The Korean and American students took classes together. Although apprehensive on the first day, the children became friends easily later on.
Sean Carrigan, a veteran of the program, having participated in 2010 as well, said “I have friends, all boys, in my class. The only difference between American children and Korean children is the language only. Other than that, we are the same.”
Some of the programs allowed for parents to join in, especially while visiting the National Museum.
Carrigan’s grandmother, Suzanne Mese, who was visiting said, “Now I know why he loved this program. The museum was so helpful and educational for the children. And, this is a really good opportunity for American children to know how Koreans make food and live. Indeed, the dishes in the restaurant we visited were very delicious. Everything was excellent.”
Taking advantage of programs such as this will help the ever increasing population of Americans living here have more chances to make Korean friends. It is the same thing for Korean people.
Shin Hae-in, a sixth-grader at the Jang Dang Elementary School, made a good friend through this program.
“(Before) I have not had any opportunity to make an American friend,” she said. “Now, Alexa (an American girl) and I are good friends. The program is too short. I want to do this again.”
All of the students participated in a graduation ceremony on the final day, where they sang songs they learned during the week and did a taekwondo demonstration.
(Editor’s Note: The writer is an intern in the USAG Humphreys Public Affairs Office. She is a student at Namseol University, located in Choenan.)

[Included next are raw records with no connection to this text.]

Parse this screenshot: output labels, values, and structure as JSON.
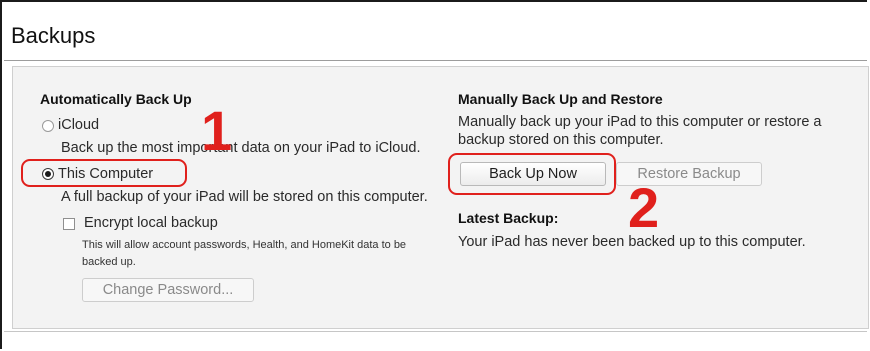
{
  "section_title": "Backups",
  "auto_backup": {
    "heading": "Automatically Back Up",
    "icloud_label": "iCloud",
    "icloud_desc": "Back up the most important data on your iPad to iCloud.",
    "computer_label": "This Computer",
    "computer_desc": "A full backup of your iPad will be stored on this computer.",
    "encrypt_label": "Encrypt local backup",
    "encrypt_desc_line1": "This will allow account passwords, Health, and HomeKit data to be",
    "encrypt_desc_line2": "backed up.",
    "change_password_label": "Change Password..."
  },
  "manual_backup": {
    "heading": "Manually Back Up and Restore",
    "desc_line1": "Manually back up your iPad to this computer or restore a",
    "desc_line2": "backup stored on this computer.",
    "back_up_now_label": "Back Up Now",
    "restore_label": "Restore Backup",
    "latest_heading": "Latest Backup:",
    "latest_text": "Your iPad has never been backed up to this computer."
  },
  "annotations": {
    "step1": "1",
    "step2": "2",
    "color": "#e0201c"
  },
  "selected_backup_option": "This Computer"
}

U.S. Army photos by Peter Yu and Hong Seung-hui (Elisha)

For more information on U.S. Army Garrison Humphreys and living and working in Korea visit: USAG-Humphreys' official web site or check out our online videos.